[PROBLEM TO SOLVE] Repeat the full listing below verbatim and keep the images out.

-------

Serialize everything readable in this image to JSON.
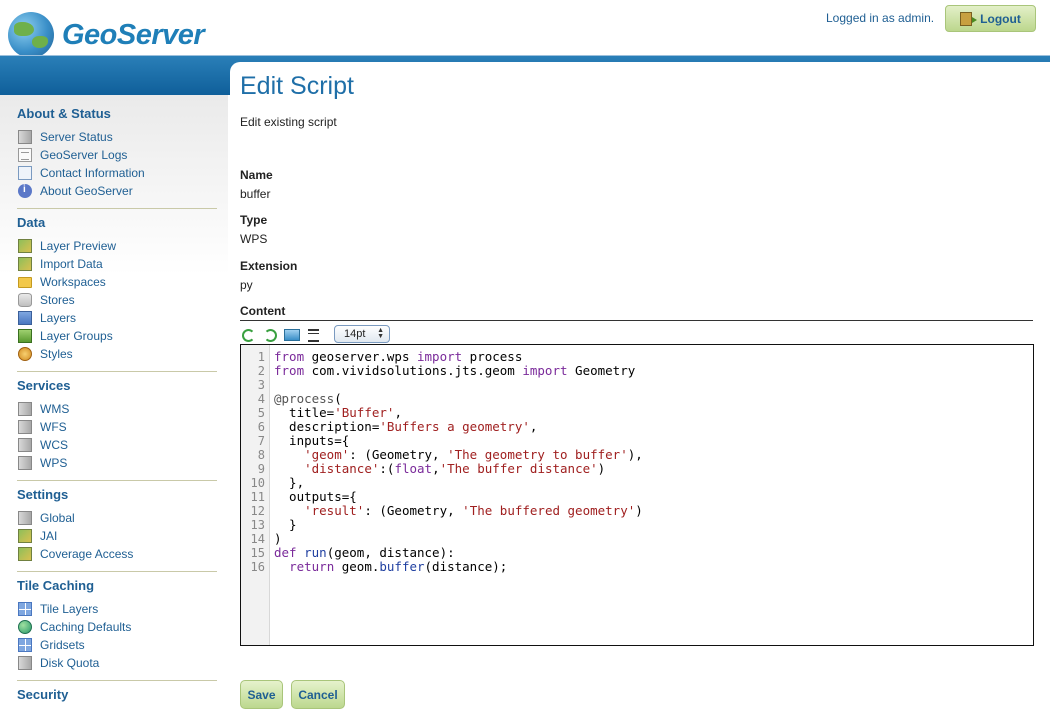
{
  "header": {
    "brand": "GeoServer",
    "login_status": "Logged in as admin.",
    "logout_label": "Logout"
  },
  "sidebar": {
    "sections": [
      {
        "title": "About & Status",
        "items": [
          {
            "label": "Server Status",
            "icon": "server-status-icon"
          },
          {
            "label": "GeoServer Logs",
            "icon": "logs-icon"
          },
          {
            "label": "Contact Information",
            "icon": "contact-card-icon"
          },
          {
            "label": "About GeoServer",
            "icon": "info-icon"
          }
        ]
      },
      {
        "title": "Data",
        "items": [
          {
            "label": "Layer Preview",
            "icon": "map-preview-icon"
          },
          {
            "label": "Import Data",
            "icon": "import-map-icon"
          },
          {
            "label": "Workspaces",
            "icon": "folder-icon"
          },
          {
            "label": "Stores",
            "icon": "database-icon"
          },
          {
            "label": "Layers",
            "icon": "layer-icon"
          },
          {
            "label": "Layer Groups",
            "icon": "layer-group-icon"
          },
          {
            "label": "Styles",
            "icon": "palette-icon"
          }
        ]
      },
      {
        "title": "Services",
        "items": [
          {
            "label": "WMS",
            "icon": "server-icon"
          },
          {
            "label": "WFS",
            "icon": "server-icon"
          },
          {
            "label": "WCS",
            "icon": "server-icon"
          },
          {
            "label": "WPS",
            "icon": "server-icon"
          }
        ]
      },
      {
        "title": "Settings",
        "items": [
          {
            "label": "Global",
            "icon": "server-icon"
          },
          {
            "label": "JAI",
            "icon": "map-preview-icon"
          },
          {
            "label": "Coverage Access",
            "icon": "map-preview-icon"
          }
        ]
      },
      {
        "title": "Tile Caching",
        "items": [
          {
            "label": "Tile Layers",
            "icon": "grid-icon"
          },
          {
            "label": "Caching Defaults",
            "icon": "globe-icon"
          },
          {
            "label": "Gridsets",
            "icon": "grid-icon"
          },
          {
            "label": "Disk Quota",
            "icon": "server-icon"
          }
        ]
      },
      {
        "title": "Security",
        "items": []
      }
    ]
  },
  "page": {
    "title": "Edit Script",
    "description": "Edit existing script",
    "fields": {
      "name_label": "Name",
      "name_value": "buffer",
      "type_label": "Type",
      "type_value": "WPS",
      "extension_label": "Extension",
      "extension_value": "py",
      "content_label": "Content"
    },
    "editor": {
      "font_size": "14pt",
      "lines": [
        "from geoserver.wps import process",
        "from com.vividsolutions.jts.geom import Geometry",
        "",
        "@process(",
        "  title='Buffer',",
        "  description='Buffers a geometry',",
        "  inputs={",
        "    'geom': (Geometry, 'The geometry to buffer'),",
        "    'distance':(float,'The buffer distance')",
        "  },",
        "  outputs={",
        "    'result': (Geometry, 'The buffered geometry')",
        "  }",
        ")",
        "def run(geom, distance):",
        "  return geom.buffer(distance);"
      ]
    },
    "save_label": "Save",
    "cancel_label": "Cancel"
  }
}
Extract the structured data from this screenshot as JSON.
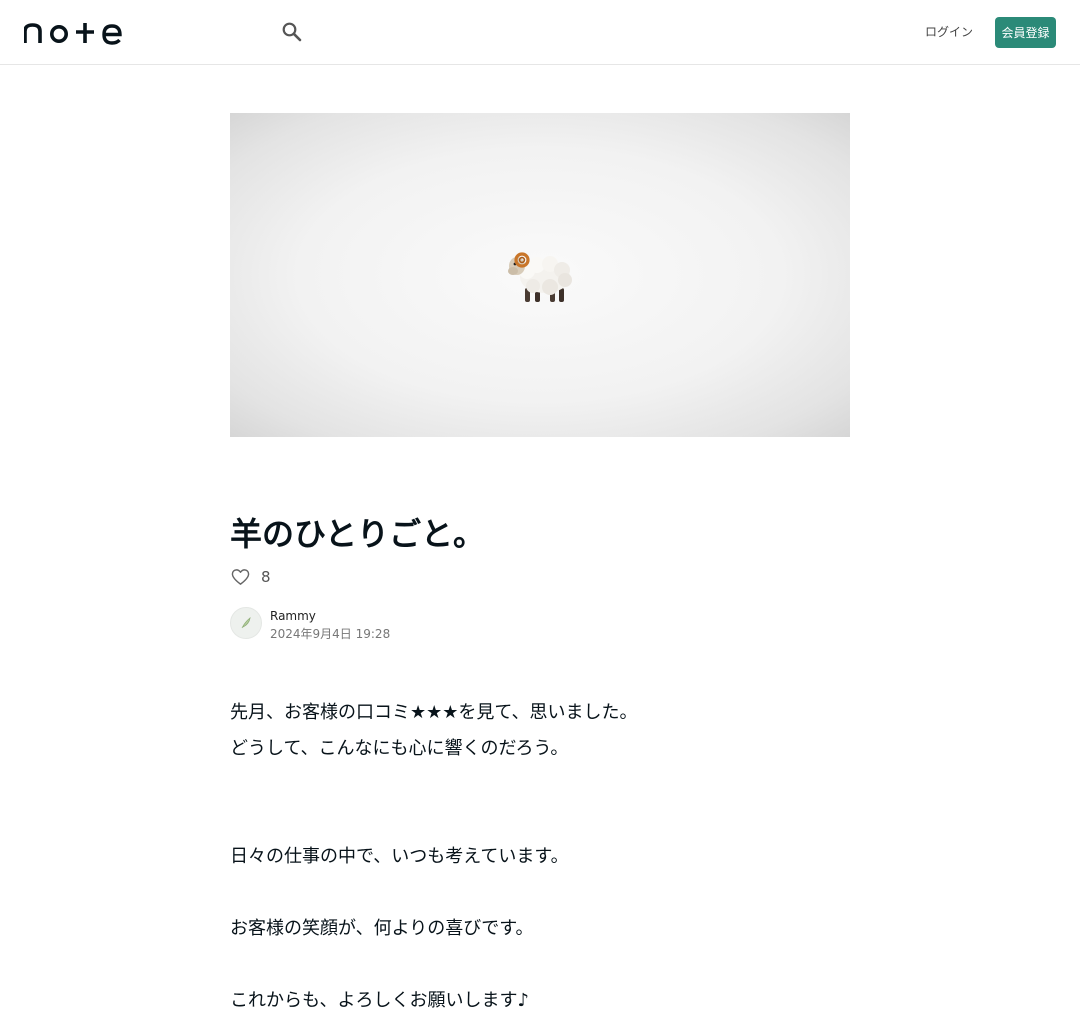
{
  "header": {
    "logo_text": "note",
    "login_label": "ログイン",
    "signup_label": "会員登録"
  },
  "article": {
    "title": "羊のひとりごと。",
    "like_count": "8",
    "author": {
      "name": "Rammy",
      "date": "2024年9月4日 19:28"
    },
    "paragraphs": [
      "先月、お客様の口コミ★★★を見て、思いました。",
      "どうして、こんなにも心に響くのだろう。",
      "日々の仕事の中で、いつも考えています。",
      "お客様の笑顔が、何よりの喜びです。",
      "これからも、よろしくお願いします♪"
    ]
  },
  "icons": {
    "search": "search-icon",
    "like": "heart-outline-icon",
    "hero": "sheep-emoji",
    "avatar": "feather-avatar-icon"
  },
  "colors": {
    "accent": "#2b8a78",
    "text": "#08131a",
    "muted": "#777777"
  }
}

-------

[RESPONSE BELOW]
Serialize everything readable in this image to JSON.
{
  "header": {
    "brand": "GeoServer",
    "login_status": "Logged in as admin.",
    "logout_label": "Logout"
  },
  "sidebar": {
    "sections": [
      {
        "title": "About & Status",
        "items": [
          {
            "label": "Server Status",
            "icon": "server-status-icon"
          },
          {
            "label": "GeoServer Logs",
            "icon": "logs-icon"
          },
          {
            "label": "Contact Information",
            "icon": "contact-card-icon"
          },
          {
            "label": "About GeoServer",
            "icon": "info-icon"
          }
        ]
      },
      {
        "title": "Data",
        "items": [
          {
            "label": "Layer Preview",
            "icon": "map-preview-icon"
          },
          {
            "label": "Import Data",
            "icon": "import-map-icon"
          },
          {
            "label": "Workspaces",
            "icon": "folder-icon"
          },
          {
            "label": "Stores",
            "icon": "database-icon"
          },
          {
            "label": "Layers",
            "icon": "layer-icon"
          },
          {
            "label": "Layer Groups",
            "icon": "layer-group-icon"
          },
          {
            "label": "Styles",
            "icon": "palette-icon"
          }
        ]
      },
      {
        "title": "Services",
        "items": [
          {
            "label": "WMS",
            "icon": "server-icon"
          },
          {
            "label": "WFS",
            "icon": "server-icon"
          },
          {
            "label": "WCS",
            "icon": "server-icon"
          },
          {
            "label": "WPS",
            "icon": "server-icon"
          }
        ]
      },
      {
        "title": "Settings",
        "items": [
          {
            "label": "Global",
            "icon": "server-icon"
          },
          {
            "label": "JAI",
            "icon": "map-preview-icon"
          },
          {
            "label": "Coverage Access",
            "icon": "map-preview-icon"
          }
        ]
      },
      {
        "title": "Tile Caching",
        "items": [
          {
            "label": "Tile Layers",
            "icon": "grid-icon"
          },
          {
            "label": "Caching Defaults",
            "icon": "globe-icon"
          },
          {
            "label": "Gridsets",
            "icon": "grid-icon"
          },
          {
            "label": "Disk Quota",
            "icon": "server-icon"
          }
        ]
      },
      {
        "title": "Security",
        "items": []
      }
    ]
  },
  "page": {
    "title": "Edit Script",
    "description": "Edit existing script",
    "fields": {
      "name_label": "Name",
      "name_value": "buffer",
      "type_label": "Type",
      "type_value": "WPS",
      "extension_label": "Extension",
      "extension_value": "py",
      "content_label": "Content"
    },
    "editor": {
      "font_size": "14pt",
      "lines": [
        "from geoserver.wps import process",
        "from com.vividsolutions.jts.geom import Geometry",
        "",
        "@process(",
        "  title='Buffer',",
        "  description='Buffers a geometry',",
        "  inputs={",
        "    'geom': (Geometry, 'The geometry to buffer'),",
        "    'distance':(float,'The buffer distance')",
        "  },",
        "  outputs={",
        "    'result': (Geometry, 'The buffered geometry')",
        "  }",
        ")",
        "def run(geom, distance):",
        "  return geom.buffer(distance);"
      ]
    },
    "save_label": "Save",
    "cancel_label": "Cancel"
  }
}
Extract the structured data from this screenshot as JSON.
{
  "header": {
    "logo_text": "note",
    "login_label": "ログイン",
    "signup_label": "会員登録"
  },
  "article": {
    "title": "羊のひとりごと。",
    "like_count": "8",
    "author": {
      "name": "Rammy",
      "date": "2024年9月4日 19:28"
    },
    "paragraphs": [
      "先月、お客様の口コミ★★★を見て、思いました。",
      "どうして、こんなにも心に響くのだろう。",
      "日々の仕事の中で、いつも考えています。",
      "お客様の笑顔が、何よりの喜びです。",
      "これからも、よろしくお願いします♪"
    ]
  },
  "icons": {
    "search": "search-icon",
    "like": "heart-outline-icon",
    "hero": "sheep-emoji",
    "avatar": "feather-avatar-icon"
  },
  "colors": {
    "accent": "#2b8a78",
    "text": "#08131a",
    "muted": "#777777"
  }
}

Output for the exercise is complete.